51. The Secretary of State may in regulations set out the circumstances in which a scheme, that would otherwise qualify, is not a qualifying scheme. This can be where the payments and contributions that must be made to the scheme exceed a prescribed amount (subsection 2(a) and (b)); or the scheme provides average salary benefits and contains prescribed features (subsection 2(c)).
52. There will be additional requirements on schemes that can be used for the purposes of automatic enrolment, automatic re-enrolment and following notice to opt in. These schemes must be qualifying occupational pension schemes but must also enable automatic enrolment to take place. An automatic enrolment scheme must not require jobholders who are enrolled under clause 3(2), 5(2) or 6(5) to express a choice, or provide information, in order to remain active members. For example, a jobholder will not be required to make a choice about the fund into which their contributions may be invested.

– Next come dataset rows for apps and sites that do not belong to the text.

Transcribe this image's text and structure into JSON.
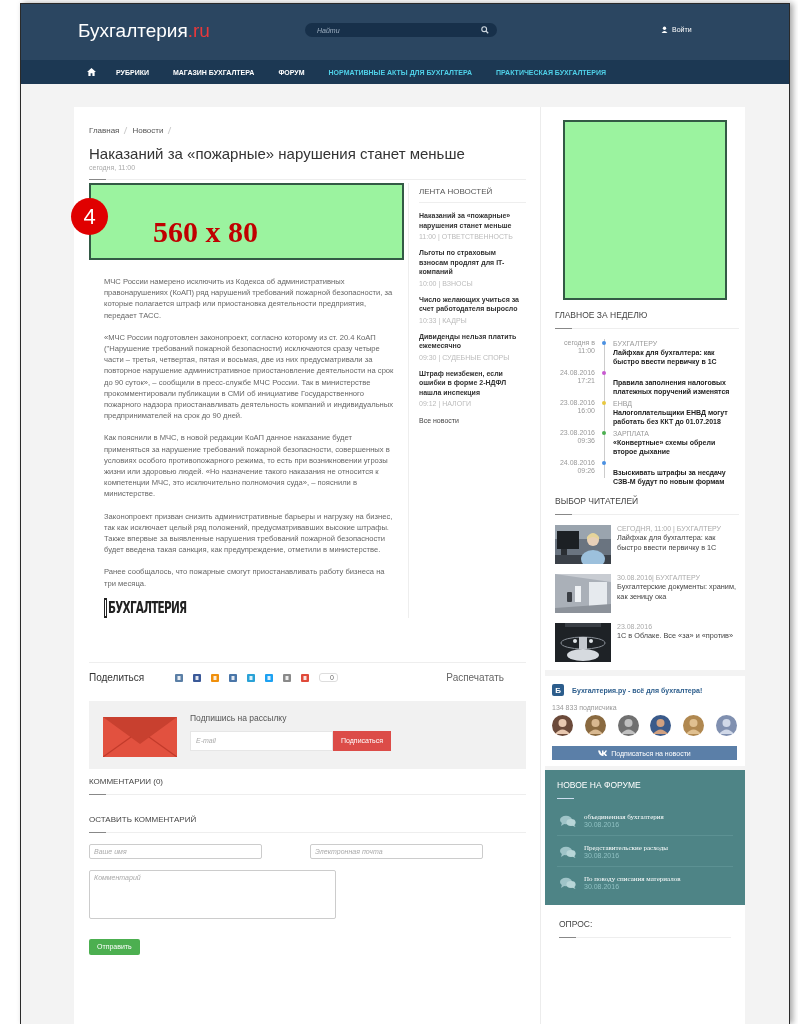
{
  "header": {
    "logo": {
      "name": "Бухгалтерия",
      "tld": ".ru"
    },
    "search": {
      "placeholder": "Найти"
    },
    "login": "Войти"
  },
  "nav": {
    "items": [
      {
        "label": "РУБРИКИ",
        "accent": false
      },
      {
        "label": "МАГАЗИН БУХГАЛТЕРА",
        "accent": false
      },
      {
        "label": "ФОРУМ",
        "accent": false
      },
      {
        "label": "НОРМАТИВНЫЕ АКТЫ ДЛЯ БУХГАЛТЕРА",
        "accent": true
      },
      {
        "label": "ПРАКТИЧЕСКАЯ БУХГАЛТЕРИЯ",
        "accent": true
      }
    ]
  },
  "breadcrumbs": [
    "Главная",
    "Новости"
  ],
  "article": {
    "title": "Наказаний за «пожарные» нарушения станет меньше",
    "date": "сегодня, 11:00",
    "ad": {
      "label": "560 x 80",
      "marker": "4"
    },
    "paragraphs": [
      "МЧС России намерено исключить из Кодекса об административных правонарушениях (КоАП) ряд нарушений требований пожарной безопасности, за которые полагается штраф или приостановка деятельности предприятия, передает ТАСС.",
      "«МЧС России подготовлен законопроект, согласно которому из ст. 20.4 КоАП (\"Нарушение требований пожарной безопасности) исключаются сразу четыре части – третья, четвертая, пятая и восьмая, две из них предусматривали за повторное нарушение административное приостановление деятельности на срок до 90 суток», – сообщили в пресс-службе МЧС России. Так в министерстве прокомментировали публикации в СМИ об инициативе Государственного пожарного надзора приостанавливать деятельность компаний и индивидуальных предпринимателей на срок до 90 дней.",
      "Как пояснили в МЧС, в новой редакции КоАП данное наказание будет применяться за нарушение требований пожарной безопасности, совершенных в условиях особого противопожарного режима, то есть при возникновении угрозы жизни или здоровью людей. «Но назначение такого наказания не относится к компетенции МЧС, это исключительно полномочия суда», – пояснили в министерстве.",
      "Законопроект призван снизить административные барьеры и нагрузку на бизнес, так как исключает целый ряд положений, предусматривавших высокие штрафы. Также впервые за выявленные нарушения требований пожарной безопасности будет введена такая санкция, как предупреждение, отметили в министерстве.",
      "Ранее сообщалось, что пожарные смогут приостанавливать работу бизнеса на три месяца."
    ],
    "source_logo": "БУХГАЛТЕРИЯ"
  },
  "news_feed": {
    "title": "ЛЕНТА НОВОСТЕЙ",
    "items": [
      {
        "title": "Наказаний за «пожарные» нарушения станет меньше",
        "meta": "11:00 | ОТВЕТСТВЕННОСТЬ"
      },
      {
        "title": "Льготы по страховым взносам продлят для IT-компаний",
        "meta": "10:00 | ВЗНОСЫ"
      },
      {
        "title": "Число желающих учиться за счет работодателя выросло",
        "meta": "10:33 | КАДРЫ"
      },
      {
        "title": "Дивиденды нельзя платить ежемесячно",
        "meta": "09:30 | СУДЕБНЫЕ СПОРЫ"
      },
      {
        "title": "Штраф неизбежен, если ошибки в форме 2-НДФЛ нашла инспекция",
        "meta": "09:12 | НАЛОГИ"
      }
    ],
    "all_link": "Все новости"
  },
  "share": {
    "label": "Поделиться",
    "icons": [
      {
        "color": "#5b7fa6"
      },
      {
        "color": "#3b5998"
      },
      {
        "color": "#f0900c"
      },
      {
        "color": "#4a76a8"
      },
      {
        "color": "#2aa2d6"
      },
      {
        "color": "#1da1f2"
      },
      {
        "color": "#8a8a8a"
      },
      {
        "color": "#e04a3a"
      }
    ],
    "count": "0",
    "print": "Распечатать"
  },
  "newsletter": {
    "title": "Подпишись на рассылку",
    "placeholder": "E-mail",
    "button": "Подписаться"
  },
  "comments": {
    "title": "КОММЕНТАРИИ (0)"
  },
  "comment_form": {
    "title": "ОСТАВИТЬ КОММЕНТАРИЙ",
    "name_placeholder": "Ваше имя",
    "email_placeholder": "Электронная почта",
    "comment_placeholder": "Комментарий",
    "submit": "Отправить"
  },
  "sidebar": {
    "ad_placeholder": true,
    "week": {
      "title": "ГЛАВНОЕ ЗА НЕДЕЛЮ",
      "items": [
        {
          "date": "сегодня в",
          "time": "11:00",
          "category": "БУХГАЛТЕРУ",
          "title": "Лайфхак для бухгалтера: как быстро ввести первичку в 1С",
          "color": "#4a90e2"
        },
        {
          "date": "24.08.2016",
          "time": "17:21",
          "title": "Правила заполнения налоговых платежных поручений изменятся",
          "color": "#c85ad0"
        },
        {
          "date": "23.08.2016",
          "time": "16:00",
          "category": "ЕНВД",
          "title": "Налогоплательщики ЕНВД могут работать без ККТ до 01.07.2018",
          "color": "#e8c840"
        },
        {
          "date": "23.08.2016",
          "time": "09:36",
          "category": "ЗАРПЛАТА",
          "title": "«Конвертные» схемы обрели второе дыхание",
          "color": "#4caf50"
        },
        {
          "date": "24.08.2016",
          "time": "09:26",
          "title": "Взыскивать штрафы за несдачу СЗВ-М будут по новым формам",
          "color": "#4a90e2"
        }
      ]
    },
    "readers": {
      "title": "ВЫБОР ЧИТАТЕЛЕЙ",
      "items": [
        {
          "kind": "office",
          "meta": "СЕГОДНЯ, 11:00 | БУХГАЛТЕРУ",
          "title": "Лайфхак для бухгалтера: как быстро ввести первичку в 1С"
        },
        {
          "kind": "corridor",
          "meta": "30.08.2016| БУХГАЛТЕРУ",
          "title": "Бухгалтерские документы: храним, как зеницу ока"
        },
        {
          "kind": "hands",
          "meta": "23.08.2016",
          "title": "1С в Облаке. Все «за» и «против»"
        }
      ]
    },
    "vk": {
      "logo_letter": "Б",
      "name": "Бухгалтерия.ру - всё для бухгалтера!",
      "subscribers": "134 833 подписчика",
      "button": "Подписаться на новости"
    },
    "forum": {
      "title": "НОВОЕ НА ФОРУМЕ",
      "items": [
        {
          "title": "объединенная бухгалтерия",
          "date": "30.08.2016"
        },
        {
          "title": "Представительские расходы",
          "date": "30.08.2016"
        },
        {
          "title": "По поводу списания материалов",
          "date": "30.08.2016"
        }
      ]
    },
    "poll": {
      "title": "ОПРОС:"
    }
  }
}
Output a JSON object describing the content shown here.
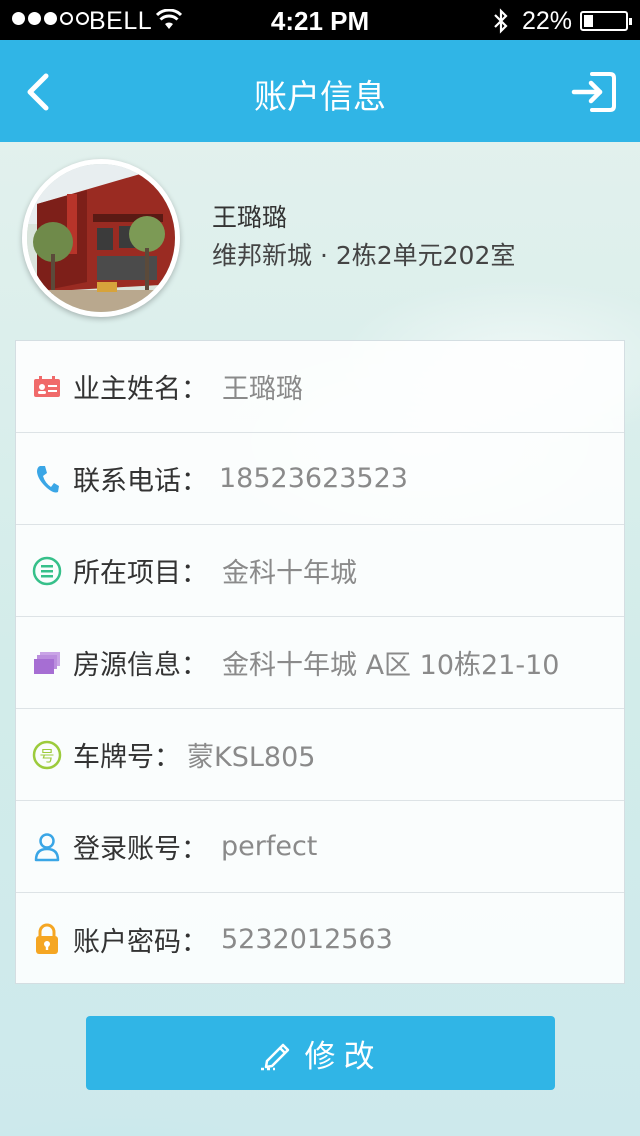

53. Occupational pension schemes are those which fall within the definitions from UK or European legislation set out in paragraphs (a) and (b) or are of a prescribed description if they are based outside of the European Economic Area (EEA).
54. Personal pension schemes are defined as those that fall outside the definition of an occupational pension scheme, and have been established by a person within section 154(1) of the Finance Act 2004.
55. A UK occupational money purchase scheme must have rules that assure an employer contribution of at least 3% of qualifying earnings and total contributions paid by the employer and jobholder of at least 8%.
56. The PA 2007 legislates for the repeal of contracting out arrangements for money purchase schemes currently provided for under the Pension Schemes Act 1993. However, in the event that this has not occurred when the employer duties commence, clause 18 enables regulations to be made modifying the contributions required for money purchase schemes that are contracted-out.
57. It will not be possible to increase the minimum contributions required for money purchase schemes, including the scheme established at clause 50, without amending these sections.
Clause 20: Test scheme standard
Clause 21: Test scheme
59. If a jobholder is in contracted-out employment, evidenced by a certificate issued under section 7(1) of the PSA 1993, the scheme satisfies the quality requirement in relation to that jobholder. This means that the scheme will have passed the Reference Scheme Test (also in the PSA 1993). Subsection (3) enables the Secretary of State to change, by order, the quality requirement where the jobholder is in contracted-out employment. The quality requirement may be changed so that the scheme is required to meet a modified version of the test scheme standard (discussed below) with an accrual rate of no more than 1/80th, should this prove necessary in the future.
60. For jobholders who are members of a defined benefit scheme and are not in contracted-out employment, the scheme must meet the test scheme standard.
61. Clause 20 provides that a scheme satisfies the test scheme standard if it provides benefits that are broadly equivalent to or better than the benefits provided by a model test scheme - set out in clause 21. The comparison to the test scheme must be made by the employer for all of the jobholders they employ who are active members of the scheme and are not in contracted-out employment (relevant members).
62. In making a comparison when applying this section, the pensions of relevant members must be considered together as a whole (subsection (3)). There is a regulation-making power enabling the Secretary of State to set out further detail on how this will be done, and further instructions for conducting the comparison may appear in guidance. Regulations may provide that an actuary will be required to confirm that the scheme meets the test.
63. The test scheme provides a pension for life based on no more than 40 years of accruals at an annual rate of 1/120th (clause 21(3)).
|© Parliamentary copyright 2007
|Prepared: 6 December 2007